java -jar Synchrotron.jar --cut tmp1.wav tmp2.wav PCM_SIGNED 44100.0 Hz, 16 bit, stereo, 4 bytes/frame, little-endianSkipped 24598 leading sample(s) to improve accuracy.Delay: 1088 - Cross Correlation: 0.99712723Delay removal successful!
Also, can this do subsample delays? Is that even a concern with lossy encoders?
Quote from: Axon on 06 June, 2009, 12:45:05 PMAlso, can this do subsample delays? Is that even a concern with lossy encoders?No, Synchrotron does not oversample and works at exactly the same precision (sample rate) as the input. For its intended main purpose (WAV file correction) subsample precision would not make a difference, since you can only apply correction in integer steps.
It's no problem to increase these values, but it would considerably hurt performance, that's why they are preset moderately.
Plus, at normal sampling rates of 32 kHz or more, sub-sample delays are inaudible. Actually, delays of one or two samples are probably also inaudible, but for blind listening tests, it is always better to restrict inter-stimulus delay to the microsecond range.

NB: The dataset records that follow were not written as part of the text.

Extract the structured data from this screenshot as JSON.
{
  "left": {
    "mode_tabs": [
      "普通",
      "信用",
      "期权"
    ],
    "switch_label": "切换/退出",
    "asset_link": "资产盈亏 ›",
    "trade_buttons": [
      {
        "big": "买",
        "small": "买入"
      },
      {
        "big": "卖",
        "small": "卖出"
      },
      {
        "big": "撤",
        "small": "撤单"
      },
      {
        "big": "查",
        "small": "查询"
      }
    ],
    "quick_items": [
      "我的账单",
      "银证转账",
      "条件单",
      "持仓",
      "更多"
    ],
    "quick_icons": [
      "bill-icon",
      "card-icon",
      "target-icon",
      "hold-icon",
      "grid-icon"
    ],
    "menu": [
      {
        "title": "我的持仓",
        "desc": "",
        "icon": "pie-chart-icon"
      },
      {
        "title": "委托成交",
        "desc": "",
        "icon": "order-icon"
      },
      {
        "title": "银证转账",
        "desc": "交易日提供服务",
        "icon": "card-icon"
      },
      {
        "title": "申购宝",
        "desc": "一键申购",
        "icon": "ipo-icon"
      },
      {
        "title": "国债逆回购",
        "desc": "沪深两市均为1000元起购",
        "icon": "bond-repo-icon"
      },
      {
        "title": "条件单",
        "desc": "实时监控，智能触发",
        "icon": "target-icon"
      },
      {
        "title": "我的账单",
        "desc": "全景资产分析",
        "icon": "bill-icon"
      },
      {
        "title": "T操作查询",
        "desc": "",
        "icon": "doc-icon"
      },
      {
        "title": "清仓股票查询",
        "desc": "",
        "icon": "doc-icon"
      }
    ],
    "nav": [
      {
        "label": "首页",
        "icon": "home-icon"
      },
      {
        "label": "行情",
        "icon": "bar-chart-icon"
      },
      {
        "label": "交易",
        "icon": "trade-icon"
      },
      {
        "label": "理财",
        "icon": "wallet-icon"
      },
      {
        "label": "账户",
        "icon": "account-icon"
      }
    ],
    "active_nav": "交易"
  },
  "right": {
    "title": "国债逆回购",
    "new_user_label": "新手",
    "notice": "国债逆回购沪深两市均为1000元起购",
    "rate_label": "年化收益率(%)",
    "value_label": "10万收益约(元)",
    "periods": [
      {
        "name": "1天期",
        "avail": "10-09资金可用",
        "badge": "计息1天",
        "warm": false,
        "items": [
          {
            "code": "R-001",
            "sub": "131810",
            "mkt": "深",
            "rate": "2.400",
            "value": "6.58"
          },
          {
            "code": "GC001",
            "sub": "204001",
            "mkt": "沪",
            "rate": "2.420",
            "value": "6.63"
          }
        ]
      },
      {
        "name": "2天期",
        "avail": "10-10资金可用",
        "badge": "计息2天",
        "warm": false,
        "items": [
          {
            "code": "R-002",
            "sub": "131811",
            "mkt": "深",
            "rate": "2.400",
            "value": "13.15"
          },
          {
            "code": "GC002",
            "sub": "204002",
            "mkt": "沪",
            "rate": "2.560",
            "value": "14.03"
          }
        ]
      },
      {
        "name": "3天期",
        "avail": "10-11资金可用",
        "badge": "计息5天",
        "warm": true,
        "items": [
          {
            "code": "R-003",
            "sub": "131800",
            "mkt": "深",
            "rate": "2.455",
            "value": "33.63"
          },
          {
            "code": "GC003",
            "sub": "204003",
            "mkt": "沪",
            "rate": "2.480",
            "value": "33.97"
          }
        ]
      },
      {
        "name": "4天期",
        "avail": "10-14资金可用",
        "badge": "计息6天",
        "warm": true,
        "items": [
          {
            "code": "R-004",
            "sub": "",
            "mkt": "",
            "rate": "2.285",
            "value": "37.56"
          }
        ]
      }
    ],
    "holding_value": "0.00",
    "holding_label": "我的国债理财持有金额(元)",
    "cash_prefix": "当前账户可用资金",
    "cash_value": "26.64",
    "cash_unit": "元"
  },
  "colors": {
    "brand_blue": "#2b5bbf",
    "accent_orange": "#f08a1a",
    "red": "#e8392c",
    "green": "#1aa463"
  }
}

Are you seriously claiming that you can reliably hear a difference between two files that are misaligned by 3 or more samples?My experienced-based rule of thumb says that up to 1 mSec difference is innocious.